Lounging in France 5: Modern Buildings

Before we leave the subject of buildings (so dear to the writer’s heart! Knowing how buildings are made makes explosions more convincing.) I have here a fine example of how it is done today.


This house is under construction. It is made out of factory-made terra cotta blocks, mortared together. Not only are the blocks a standard size and shape, making it easy to erect walls. But they are semi-hollow (you can see the edge of one, the very top block at the corner of the eave) like their close cognate the cinder block. This makes them cheaper, lighter to handle, and mildly insulative with that dead air space in the middle. Tons better than chunks of stone, and much easier to lay. This building awaits its finish coating of stucco. Once that’s applied, you won’t be able to see what’s underneath. It could be chunks of rocks hacked out by Romans two thousand years ago, or half-timbering filled out with sticks, anything. The house will blend right in with all the other houses in the region.

Furthermore, a standard size of block means that the openings can be a standard size, so many blocks wide and deep. This allows you to manufacture windows and doors and garage doors in bulk. (And this is how you can spot a modern house.) All those castles and stone houses? Every opening was unique, and each door or window was a one-off built by an expert craftsman. That’s why you see so many super old doors around, patched, repaired, reused, their cat holes boarded over — because replacing it would be a costly custom job.
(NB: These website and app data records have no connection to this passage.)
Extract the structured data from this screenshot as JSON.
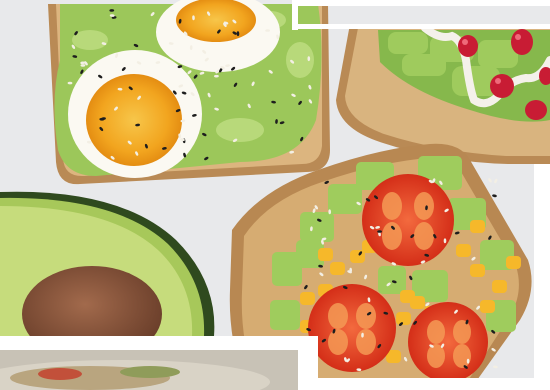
{
  "image": {
    "subject": "avocado-toast-flatlay",
    "colors": {
      "background": "#e9eaec",
      "bread_crust": "#b98a55",
      "bread_crumb": "#d9b47f",
      "avocado_mash": "#9cc75a",
      "avocado_skin": "#2f4a1e",
      "avocado_flesh": "#c6dc7c",
      "avocado_pit": "#7a4b33",
      "egg_white": "#fbf9f2",
      "egg_yolk": "#f2a51f",
      "tomato": "#e2361f",
      "corn": "#f6b82a",
      "pomegranate": "#c81c34",
      "yogurt_sauce": "#f4f1ea",
      "frame_white": "#ffffff"
    }
  }
}
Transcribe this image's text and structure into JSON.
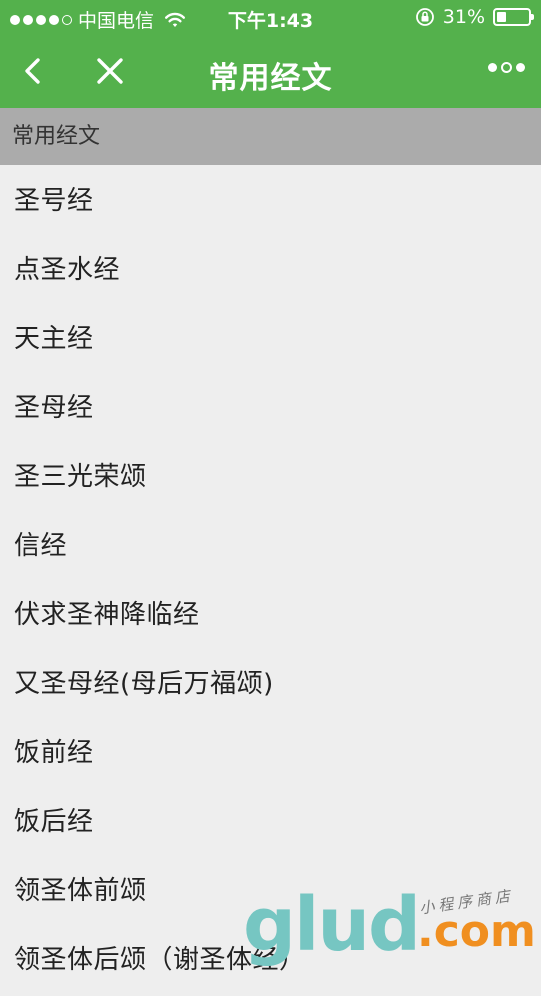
{
  "status_bar": {
    "carrier": "中国电信",
    "time": "下午1:43",
    "battery_percent": "31%",
    "battery_level": 0.31
  },
  "navbar": {
    "title": "常用经文"
  },
  "section": {
    "header": "常用经文"
  },
  "items": [
    "圣号经",
    "点圣水经",
    "天主经",
    "圣母经",
    "圣三光荣颂",
    "信经",
    "伏求圣神降临经",
    "又圣母经(母后万福颂)",
    "饭前经",
    "饭后经",
    "领圣体前颂",
    "领圣体后颂（谢圣体经）"
  ],
  "watermark": {
    "main": "glud",
    "com": ".com",
    "sub": "小程序商店"
  },
  "colors": {
    "nav_green": "#54b14c",
    "section_gray": "#ababab",
    "background": "#eeeeee"
  }
}
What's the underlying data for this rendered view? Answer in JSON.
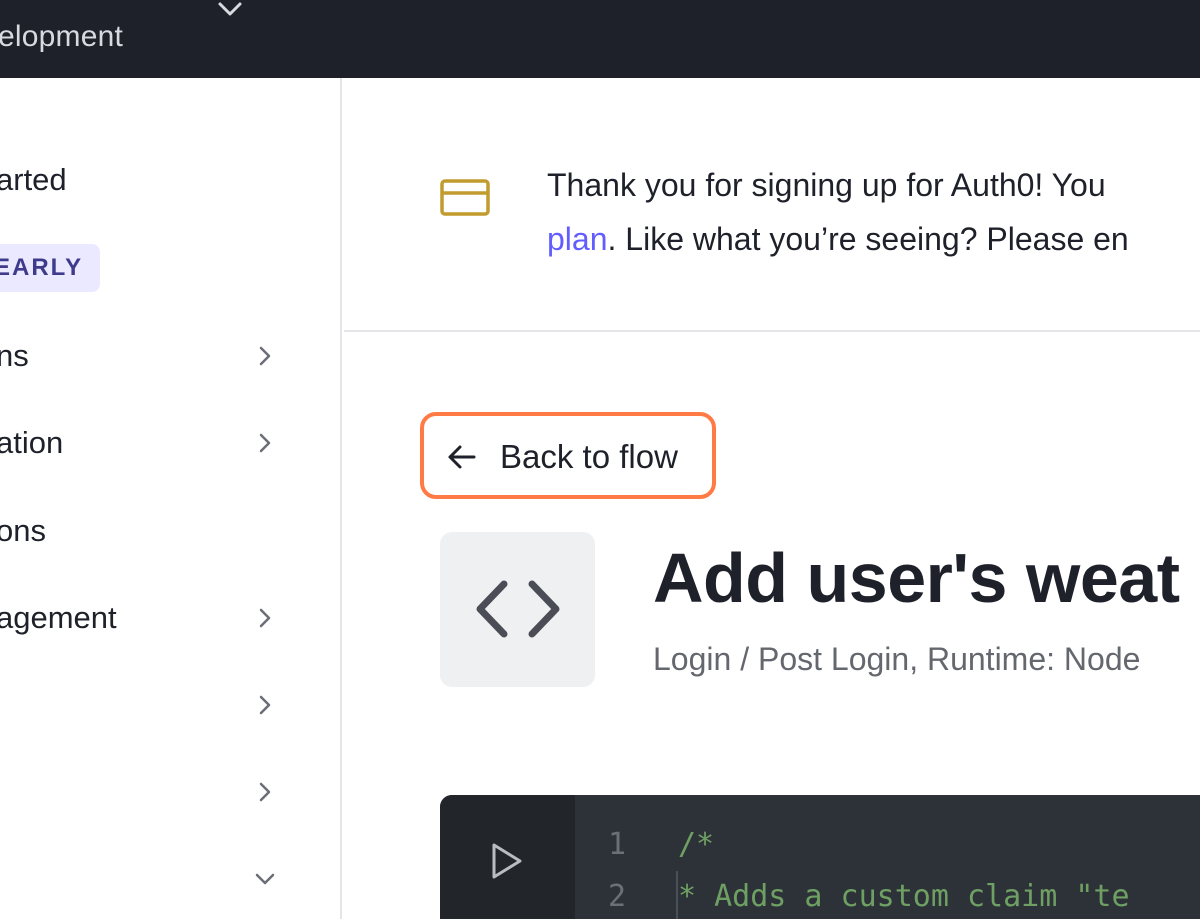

Finally — look at the roof. Is that a terra cotta tile roof? No it is not! Tile roofs have to be at least two, sometimes three layers of tile to shed water. This one is only a single layer. It’s asphalt tile, closely modeled and colored to look like terra cotta. Why do this? Well, it’s massively lighter, which means the roof trusses don’t have to be so sturdy. And asphalt is way cheaper, and far easier to install. You can get an asphalt roof up in less than a day. A tile roof has to be laid by a crew of experts. This is not a roof that will last thirteen hundred years, like a tile one. It’s hotter to live under, and it’s more flammable. But it’s a roof that cost maybe $40,000 less. That’s not a negligible sum, and makes this house affordable. Modern technology is here, all in the service of making the house look at first glance as if it was built five hundred years ago.

Let me wind up this focus on building with a modern interior under construction in the US:


This is the modern American house construction. The walls are exactly as thick as the two-by-fours you see here. They were carefully spaced (on 16 inch centers) so that the window openings are a standard size, so that the pre-manufactured windows can just be popped in. Outside it was closed in with plywood, which will be sheltered from the elements by a tight wrapping of Tyvek and then a layer of siding. The inside view, here, shows you how fiberglass insulation was crammed between the studs. Sheets of wallboard are just about to be installed. Those were manufactured to center on those studs so they can be quickly nailed down. The openings for windows and the ceiling lights have to be cut, but it’s fast work with a nail gun.

Look how thin the walls are. No this house will not stand for two thousand years. But because of the supermodern building materials this house is notably warmer and more soundproof than stone walls a yard thick. (Believe me. I lived there!) Those windows have argon between the double panes and have a superb R-value. An infrared photograph of this wall in winter would show you that the glass keeps in the warm as well as the walls.

So you can see what drives building choices. It all comes down to availability. And the power of money to affect that availability!



About Brenda Clough

Brenda W. Clough spent much of her childhood overseas, courtesy of the U.S. government. Her first fantasy novel, The Crystal Crown, was published by DAW in 1984. She has also written The Dragon of Mishbil (1985), The Realm Beneath (1986), and The Name of the Sun (1988). Her children’s novel, An Impossumble Summer (1992), is set in her own house in Virginia, where she lives in a cottage at the edge of a forest. Her novel How Like a God, available from BVC, was published by Tor Books in 1997, and a sequel, Doors of Death and Life, was published in May 2000. Her latest novels from Book View Cafe include Revise the World (2009) and Speak to Our Desires. Her novel A Most Dangerous Woman is being serialized by Serial Box. Her novel The River Twice is newly available from BVC.


Lounging in France 5: Modern Buildings — 2 Comments

  1. Hi, Brenda, and thanks for more intriguing info about different dwelling choices. (I, too, can’t open the first photo.)